World Agricultural Trade

World Agricultural Trade

World Agricultural Trade

World Agricultural Trade

Synopsis

With the signing of the GATT agreement in 1995, the wheat trade was expected to enter into a period of liberalized markets. But has this agreement really changed the face of the world agricultural trade? This book explores the new world trade environment and the implications of the current adjustments for Turkey and countries like it. Contributors examine the GATT agreement on agriculture to show how it failed to move the wheat trade into a free market environment. Most countries have retained vestiges of the interventionist policies of the past; many still tax or subsidize their wheat producers. By looking at the history of trade barriers, the changing role of trade institutions, and the impacts of the GATT agreement worldwide, World Agricultural Trade shows that much remains to be done in terms of policy change before the wheat trade can claim to operate in a free trade environment.

Excerpt

Government intervention in agricultural markets has been troublesome for developed and developing countries alike. In the past, these interventions resulted in developed countries' subsidization of agriculture and developing countries' taxation of agriculture in favor of urban/industrial sectors. Between 1961 and 1983, Turkish agriculture was subject to negative protection as a result of indirect measures, such as macroeconomic policies and industrial protection. Until the early 1980s, Turkey maintained an overvalued exchange rate, which served as an implicit tax on Turkish farmers. This policy was changed in 1982 when Turkey allowed its currency to be traded in world money markets. In recent years, Turkey has subsidized agriculture such that, by the mid-1990s, total annual transfers to agriculture exceeded US $12 billion.

Agriculture is an important industry in Turkey, representing about 15 percent of the GDP. Compared to the European Union (EU) countries, as shown in table 1, Turkey is still an agricultural country with about 44 percent of the labor force engaged in the agricultural sector. Because of its substantial share of the overall economy, national policies and the agricultural trade environment have significant impacts on the rest of the Turkish economy. Thus, this sector's efficient operation is crucial to the Turkish economy.

Agricultural exports comprised about 14 percent of total Turkish exports in 1994, a dramatic decline from 57 percent in 1980 (table 2). Although the value of agricultural exports increased slightly during this period, agriculture's share of Turkey's export trade declined primarily because it did not keep up with the sevenfold increase in total exports during this same period. Agricultural imports increased as well, both in absolute and relative terms, as per capita income rose. The balance of trade in agricultural commodities continues to be positive; however, this gap has narrowed since 1980 (table 2). One of the studies in this volume concludes that Turkey is . . .

Search by... Author
Show... All Results Primary Sources Peer-reviewed

Oops!

An unknown error has occurred.

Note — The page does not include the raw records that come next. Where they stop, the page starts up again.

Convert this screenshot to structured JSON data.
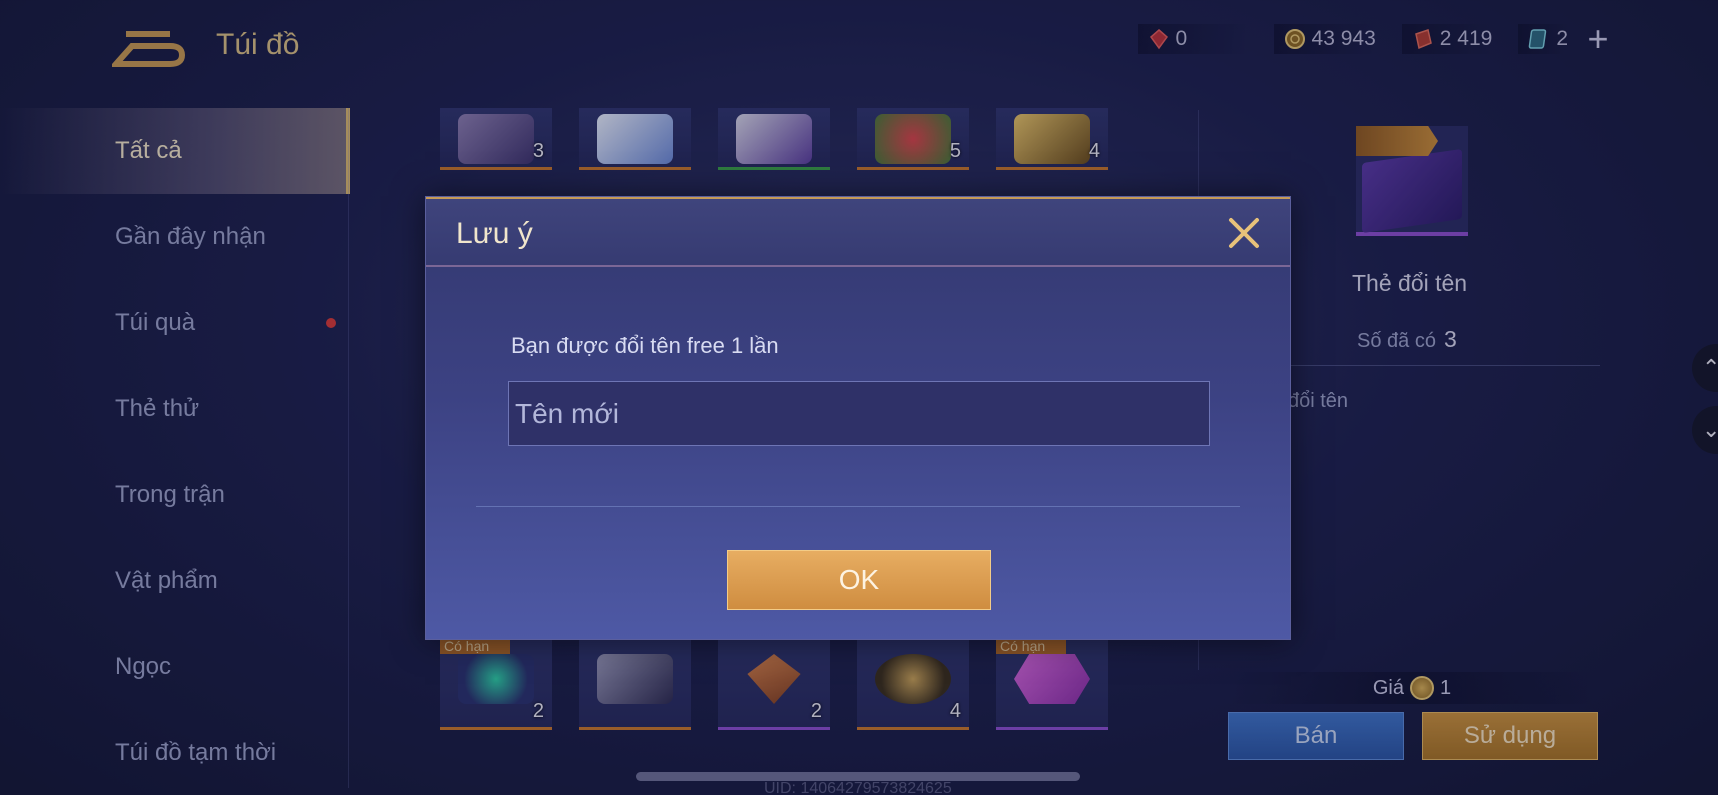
{
  "header": {
    "title": "Túi đồ",
    "currencies": [
      {
        "icon": "red-gem-icon",
        "value": "0",
        "color": "#d63a3a"
      },
      {
        "icon": "gold-coin-icon",
        "value": "43 943",
        "color": "#d9b15a"
      },
      {
        "icon": "red-voucher-icon",
        "value": "2 419",
        "color": "#c9433a"
      },
      {
        "icon": "blue-card-icon",
        "value": "2",
        "color": "#5fb2c9"
      }
    ],
    "add_label": "+"
  },
  "sidebar": {
    "items": [
      {
        "label": "Tất cả",
        "active": true
      },
      {
        "label": "Gần đây nhận"
      },
      {
        "label": "Túi quà",
        "badge": true
      },
      {
        "label": "Thẻ thử"
      },
      {
        "label": "Trong trận"
      },
      {
        "label": "Vật phẩm"
      },
      {
        "label": "Ngọc"
      },
      {
        "label": "Túi đồ tạm thời"
      }
    ]
  },
  "inventory": {
    "row_top": [
      {
        "qty": "3",
        "rarity": "orange"
      },
      {
        "qty": "",
        "rarity": "orange"
      },
      {
        "qty": "",
        "rarity": "green"
      },
      {
        "qty": "5",
        "rarity": "orange"
      },
      {
        "qty": "4",
        "rarity": "orange"
      }
    ],
    "row_bottom": [
      {
        "qty": "2",
        "rarity": "orange",
        "tag": "Có hạn"
      },
      {
        "qty": "",
        "rarity": "orange",
        "tag": ""
      },
      {
        "qty": "2",
        "rarity": "purple",
        "tag": ""
      },
      {
        "qty": "4",
        "rarity": "orange",
        "tag": ""
      },
      {
        "qty": "",
        "rarity": "purple",
        "tag": "Có hạn"
      }
    ]
  },
  "detail": {
    "name": "Thẻ đổi tên",
    "owned_label": "Số đã có",
    "owned_value": "3",
    "description": "đổi tên",
    "price_label": "Giá",
    "price_value": "1",
    "sell_label": "Bán",
    "use_label": "Sử dụng"
  },
  "footer": {
    "uid": "UID: 14064279573824625"
  },
  "modal": {
    "title": "Lưu ý",
    "message": "Bạn được đổi tên free 1 lần",
    "input_placeholder": "Tên mới",
    "input_value": "",
    "ok_label": "OK"
  }
}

Please click the button below to reload the page. If the problem persists, please try again in a little while.